ADHD often has people focusing in two different ways. First, they may have such trouble focusing that they can’t sit through meetings at work, dinners with family or friends, can’t remain engaged in conversations and just feel antsy and always onto the next thing. The second way ADHD impacts focus is where they are so immersed and deeply focused in something that everything else around them is non-existent. “Someone who is in this hyper focused state can easily lose track of time, their kids, and other commitments because when you have ADHD, nothing is more important than what you are on hyper focused on,” explains Dr. Hafeez. She goes on to say that people with ADHD feel they “lost time” because they were focused on one thing for so long and didn't realize where the time went.
4. You feel like there’s never enough time for anything.
This is because people with ADHD typically overschedule themselves and under-estimate the time it takes for certain tasks. Time management is a big challenge for people with adult ADHD. They often add to their anxiety by creating unrealistic to-do lists then struggle to get things accomplished because they’re distracted. Anxiety is often an overlapping condition, as are obsessive compulsive traits. “There’s a self-defeating cycle going on where they take on too much then feel inadequate when things aren’t completed. They frequently say that there aren’t enough hours in the day,” says Dr. Hafeez.
It is important to really do your research and be honest with your overall quality of life. Then seek out a professional who can offer a detailed assessment which is the first step to diagnosing and effectively treating ADHD. “It is never just one thing.

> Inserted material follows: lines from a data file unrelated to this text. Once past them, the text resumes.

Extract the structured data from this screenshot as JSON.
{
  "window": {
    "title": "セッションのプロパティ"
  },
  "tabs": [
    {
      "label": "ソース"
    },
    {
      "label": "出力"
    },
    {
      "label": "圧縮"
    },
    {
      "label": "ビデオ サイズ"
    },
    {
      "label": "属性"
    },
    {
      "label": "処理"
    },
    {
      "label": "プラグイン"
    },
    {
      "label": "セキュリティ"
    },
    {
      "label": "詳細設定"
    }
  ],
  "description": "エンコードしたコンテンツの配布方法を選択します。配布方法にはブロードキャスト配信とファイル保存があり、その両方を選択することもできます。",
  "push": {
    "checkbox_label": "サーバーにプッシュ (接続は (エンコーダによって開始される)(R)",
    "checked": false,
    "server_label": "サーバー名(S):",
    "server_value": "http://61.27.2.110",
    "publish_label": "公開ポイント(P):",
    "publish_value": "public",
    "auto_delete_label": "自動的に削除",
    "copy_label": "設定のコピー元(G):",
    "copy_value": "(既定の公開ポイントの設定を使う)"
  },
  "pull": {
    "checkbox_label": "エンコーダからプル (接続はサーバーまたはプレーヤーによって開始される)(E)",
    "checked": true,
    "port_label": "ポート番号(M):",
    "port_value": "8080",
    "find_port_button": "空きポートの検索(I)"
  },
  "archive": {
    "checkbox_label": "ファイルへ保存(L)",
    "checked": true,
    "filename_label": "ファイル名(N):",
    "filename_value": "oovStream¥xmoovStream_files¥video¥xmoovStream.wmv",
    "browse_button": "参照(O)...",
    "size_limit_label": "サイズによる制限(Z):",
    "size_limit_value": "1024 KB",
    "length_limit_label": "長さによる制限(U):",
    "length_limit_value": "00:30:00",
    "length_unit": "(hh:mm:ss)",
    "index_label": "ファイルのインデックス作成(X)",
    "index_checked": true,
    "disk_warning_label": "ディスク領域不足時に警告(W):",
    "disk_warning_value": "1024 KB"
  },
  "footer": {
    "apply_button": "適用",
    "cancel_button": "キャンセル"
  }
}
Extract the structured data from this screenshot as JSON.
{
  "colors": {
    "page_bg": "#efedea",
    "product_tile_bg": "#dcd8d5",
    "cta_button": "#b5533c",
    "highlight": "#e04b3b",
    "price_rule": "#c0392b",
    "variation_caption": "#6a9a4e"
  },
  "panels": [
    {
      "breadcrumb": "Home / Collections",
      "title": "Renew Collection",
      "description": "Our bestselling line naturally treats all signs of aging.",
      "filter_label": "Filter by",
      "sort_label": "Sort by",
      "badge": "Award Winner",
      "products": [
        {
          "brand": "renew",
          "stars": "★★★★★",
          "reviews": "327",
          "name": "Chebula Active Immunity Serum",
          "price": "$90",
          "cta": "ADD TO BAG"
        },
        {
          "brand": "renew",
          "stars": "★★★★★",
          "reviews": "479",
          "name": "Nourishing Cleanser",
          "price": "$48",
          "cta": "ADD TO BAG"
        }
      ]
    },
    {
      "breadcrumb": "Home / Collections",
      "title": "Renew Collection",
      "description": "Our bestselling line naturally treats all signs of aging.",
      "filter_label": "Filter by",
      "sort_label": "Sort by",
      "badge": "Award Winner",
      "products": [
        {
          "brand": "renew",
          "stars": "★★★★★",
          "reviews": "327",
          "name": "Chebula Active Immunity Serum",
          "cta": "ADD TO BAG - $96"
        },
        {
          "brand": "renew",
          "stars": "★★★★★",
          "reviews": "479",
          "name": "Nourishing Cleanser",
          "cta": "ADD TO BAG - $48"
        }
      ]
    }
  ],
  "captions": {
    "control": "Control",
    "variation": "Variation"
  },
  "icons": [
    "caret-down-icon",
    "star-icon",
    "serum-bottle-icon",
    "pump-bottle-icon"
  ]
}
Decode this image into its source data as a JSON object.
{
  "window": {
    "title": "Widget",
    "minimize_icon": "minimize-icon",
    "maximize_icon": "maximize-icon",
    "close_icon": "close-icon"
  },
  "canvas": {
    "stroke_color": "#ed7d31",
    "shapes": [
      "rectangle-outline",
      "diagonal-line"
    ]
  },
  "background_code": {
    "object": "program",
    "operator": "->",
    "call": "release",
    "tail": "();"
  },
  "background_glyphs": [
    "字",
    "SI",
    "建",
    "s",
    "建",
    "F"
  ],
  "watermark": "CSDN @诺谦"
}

When I offer a thorough assessment, using not just a very comprehensive interview but a complex battery of standardized tests that measures brain functioning, I discover loads of information the patient never saw coming, and so the treatment I design is accurate, long lasting, and can bring about lasting change,” Dr. Hafeez says.
About the Doctor:
Dr. Sanam Hafeez is a New York City based Neuropsychologist and School Psychologist. She is also the founder and director of Comprehensive Consultation Psychological Services, P.C. She is currently a teaching faculty member at Columbia University. Click here to see Dr. Hafeez on Dr.Oz: http://www.doctoroz.com/episode/do-smart-drugs-work-we-test-them-so-you-don-t-have?video_id=4518086514001
Dr. Hafeez graduated from Queens College, CUNY with a BA in psychology. She then went on to earn her Master of Science in Psychology at Hofstra University. Following that she stayed at Hofstra to receive her Doctor of Psychology (Psy.D.) She later completed her post-doctoral training in Neuropsychology and Developmental Pediatrics at Coney Island Hospital.
Dr. Hafeez’s provides neuropsychological educational and developmental evaluations in her practice. She also works with children and adults who suffer from post traumatic stress disorder (PTSD), learning disabilities, autism, attention and memory problems, trauma and brain injury, abuse, childhood development and psychopathology (bipolar, schizophrenia, depression, anxiety, etc…) In addition, Dr. Hafeez serves as a medical expert and expert witness by providing full evaluations and witness testimony to law firms and courts.
Dr. Hafeez immigrated to the United States from Pakistan when she was twelve years old. She is fluent in English, Urdu, Hindi and Punjabi (Pakistani and Indian languages.) She resides in Queens, New York with her twin boys.